▸ Task instructions
A single number is the expected answer: the count of lines in the listing that hold the word "Packet".

*** Opening Data for review ***

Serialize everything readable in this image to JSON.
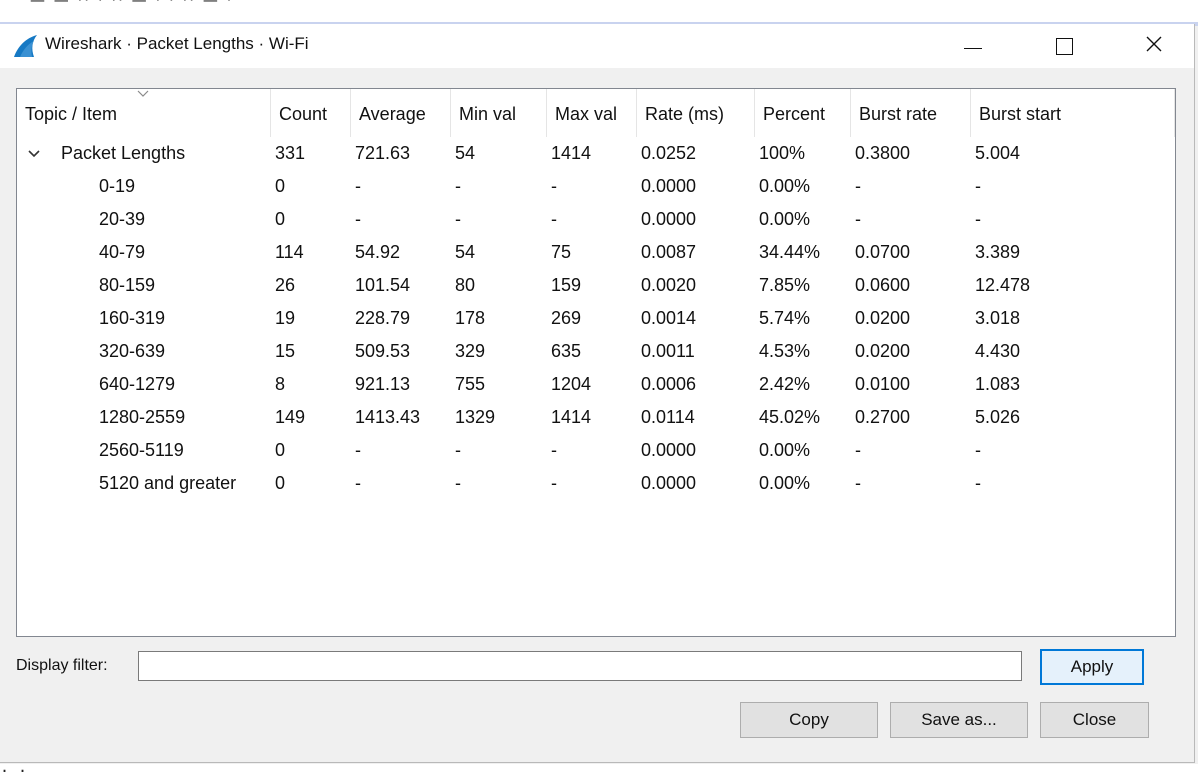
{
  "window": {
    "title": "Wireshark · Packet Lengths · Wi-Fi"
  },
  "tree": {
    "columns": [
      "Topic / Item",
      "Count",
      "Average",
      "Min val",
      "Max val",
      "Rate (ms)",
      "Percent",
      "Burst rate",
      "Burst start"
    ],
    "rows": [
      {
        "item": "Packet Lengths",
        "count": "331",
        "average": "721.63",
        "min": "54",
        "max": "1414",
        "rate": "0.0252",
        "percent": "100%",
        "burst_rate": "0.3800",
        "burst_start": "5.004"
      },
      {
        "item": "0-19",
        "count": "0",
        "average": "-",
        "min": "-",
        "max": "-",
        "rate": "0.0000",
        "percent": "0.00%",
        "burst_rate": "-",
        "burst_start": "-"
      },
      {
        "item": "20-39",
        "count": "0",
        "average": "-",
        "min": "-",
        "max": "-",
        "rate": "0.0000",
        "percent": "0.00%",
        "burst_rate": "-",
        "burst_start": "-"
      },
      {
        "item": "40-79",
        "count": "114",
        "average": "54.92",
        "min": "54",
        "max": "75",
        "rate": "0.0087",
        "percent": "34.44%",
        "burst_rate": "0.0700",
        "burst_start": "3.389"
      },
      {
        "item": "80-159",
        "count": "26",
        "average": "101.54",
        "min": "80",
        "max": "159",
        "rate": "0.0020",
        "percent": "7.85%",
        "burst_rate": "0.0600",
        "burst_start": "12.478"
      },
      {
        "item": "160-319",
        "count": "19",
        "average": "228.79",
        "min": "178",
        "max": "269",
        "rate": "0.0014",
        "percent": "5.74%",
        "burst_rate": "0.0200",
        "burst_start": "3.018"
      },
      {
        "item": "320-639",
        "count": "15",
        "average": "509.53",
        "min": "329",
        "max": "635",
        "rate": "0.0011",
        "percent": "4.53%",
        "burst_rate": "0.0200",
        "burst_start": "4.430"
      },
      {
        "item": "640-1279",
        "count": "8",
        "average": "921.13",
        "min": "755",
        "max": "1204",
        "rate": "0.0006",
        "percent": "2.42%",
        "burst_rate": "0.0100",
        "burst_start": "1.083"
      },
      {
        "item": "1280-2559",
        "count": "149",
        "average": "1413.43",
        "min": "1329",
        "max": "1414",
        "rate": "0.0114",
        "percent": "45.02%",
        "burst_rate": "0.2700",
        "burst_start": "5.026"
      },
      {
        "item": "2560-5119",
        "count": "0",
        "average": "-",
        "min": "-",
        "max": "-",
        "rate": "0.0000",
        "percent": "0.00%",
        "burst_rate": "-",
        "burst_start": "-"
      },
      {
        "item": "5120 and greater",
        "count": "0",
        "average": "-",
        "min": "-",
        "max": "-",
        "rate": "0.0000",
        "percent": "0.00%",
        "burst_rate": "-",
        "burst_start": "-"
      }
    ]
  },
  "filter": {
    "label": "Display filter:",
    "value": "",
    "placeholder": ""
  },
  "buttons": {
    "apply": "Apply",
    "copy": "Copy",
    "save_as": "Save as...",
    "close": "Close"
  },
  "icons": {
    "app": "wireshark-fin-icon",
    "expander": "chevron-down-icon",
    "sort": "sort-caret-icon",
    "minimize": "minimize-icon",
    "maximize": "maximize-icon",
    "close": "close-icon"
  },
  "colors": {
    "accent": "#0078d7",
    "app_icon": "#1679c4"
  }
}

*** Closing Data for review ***

▸ Task solution
2